Cricket: Pakistan's betting scam investigation to keep trio sidelined
The three Pakistan cricketers at the centre of the spot-fixing allegations look certain to be absent from Thursday's tour match against Somerset.
Test captain Salman Butt and seamers Mohammad Asif and Mohammad Aamer were due to be questioned in London tomorrow by Pakistan Cricket Board chairman Ijaz Butt and his country's high commissioner.
That would have clarified the trio's position ahead of the match at Taunton, but now the meeting has been pushed back 24 hours and will take place at the same time as the team are due to be on the field.
The PCB's decision to announce a unilateral, "internal" investigation followed three days of high-level crisis-management talks between them, the International Cricket Council and the England and Wales Cricket Board.
Time is short, following the weekend's newspaper allegations that seamers Aamer and Asif bowled no-balls to order during the Lord's Test - with the knowledge of Butt, and the intention of helping to defraud illegal bookmakers.
Croydon-based businessman Mazhar Majeed was subsequently arrested in connection with the matter but released without charge after 24 hours of interviews at Scotland Yard.
All three players are in the Pakistan Twenty20 and one-day international squad, due to face England from Sunday onwards.
But having travelled with their team-mates from London to Taunton yesterday, they stayed behind at the tourists' hotel on the outskirts of town while their colleagues practised at the County Ground this afternoon.
Team manager Yawar Saeed announced: "Three players - Butt, Asif and Aamer - are going to London.
"It is an internal investigation."
Multiple inquiries are therefore ongoing, as Scotland Yard and the ICC continue their own investigations.
Pakistan's Federal Investigation Agency (FIA), the country's highest law enforcement agency, has also sent three investigators to the UK.
Reports have suggested other matches may have been fixed and up to 80 international Tests could form part of the police investigation.
The claims are the latest in a string of match-fixing allegations to dog the Pakistan team since the 1990s.
Pakistan prime minister Yousuf Raza Gilani, who officially launched the FIA investigation, said yesterday: "The latest fixing allegations have bowed our heads in shame."
There was a fresh development today when HM Revenue and Customs announced three more arrests have taken place, in connection with the betting allegations.
An HMRC statement read: "Three individuals were arrested on Sunday as part of an ongoing investigation into money laundering.
"This includes two 35-year-olds - a male and a female - from the Croydon area, and a 49-year-old male from the Wembley area.
"These individuals were arrested, questioned and have been bailed pending further investigation."
Wicketkeeper Kamran Akmal, the fourth player named in the press allegations, has not been summoned to the High Commission in London - and practised in Taunton today.
Butt, Asif and Aamer had their mobile phones confiscated by police following interviews on Saturday night, at the hotel used by Pakistan during the Lord's Test - which they lost by an innings.

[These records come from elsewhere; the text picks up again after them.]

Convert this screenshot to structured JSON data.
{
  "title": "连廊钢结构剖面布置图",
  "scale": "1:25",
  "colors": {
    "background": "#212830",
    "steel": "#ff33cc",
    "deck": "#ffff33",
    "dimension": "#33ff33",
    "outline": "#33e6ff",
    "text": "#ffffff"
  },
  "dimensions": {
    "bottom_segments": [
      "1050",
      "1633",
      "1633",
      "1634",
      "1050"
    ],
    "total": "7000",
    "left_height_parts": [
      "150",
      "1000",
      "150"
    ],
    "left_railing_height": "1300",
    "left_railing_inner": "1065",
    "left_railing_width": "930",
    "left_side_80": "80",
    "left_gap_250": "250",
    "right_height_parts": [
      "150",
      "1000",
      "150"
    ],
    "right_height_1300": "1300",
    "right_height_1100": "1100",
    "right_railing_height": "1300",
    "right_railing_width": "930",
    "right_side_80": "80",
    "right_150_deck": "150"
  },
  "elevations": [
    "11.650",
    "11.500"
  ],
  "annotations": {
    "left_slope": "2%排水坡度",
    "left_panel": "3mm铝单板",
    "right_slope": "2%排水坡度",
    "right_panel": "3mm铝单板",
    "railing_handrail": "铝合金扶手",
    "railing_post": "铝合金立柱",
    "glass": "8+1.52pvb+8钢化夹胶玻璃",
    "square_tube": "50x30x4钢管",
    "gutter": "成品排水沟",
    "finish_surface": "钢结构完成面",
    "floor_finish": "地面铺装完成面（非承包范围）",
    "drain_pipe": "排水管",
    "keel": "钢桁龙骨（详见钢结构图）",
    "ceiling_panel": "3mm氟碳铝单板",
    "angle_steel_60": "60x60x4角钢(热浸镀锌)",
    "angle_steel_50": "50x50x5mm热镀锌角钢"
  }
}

Pakistan's new surroundings in Somerset offered a perhaps welcome relief from the scenes which accompanied their departure from London yesterday, when security was tight and angry supporters made their feelings knows as the team bus pulled away.
Television crews and journalists have followed the tourists west, but public outrage at what some suspect may have taken place was far less evident in Taunton today.
There nonetheless remains an urgency to find a fair resolution to the situation, in the short and much longer term.
ICC chief executive Haroon Lorgat was forthright yesterday in confirming the world governing body's "zero-tolerance" of match-fixing in any form - promising "prompt and decisive action", later suggesting it was his organisation's preference that the trio do not feature.
Public reaction in Pakistan is predictably damning already, and a Twenty20 and then limited-overs series involving Butt, Asif and Aamer may not be not viable in the current circumstances.
It is against that turmoil that the PCB and ICC must negotiate a reasoned but urgent response.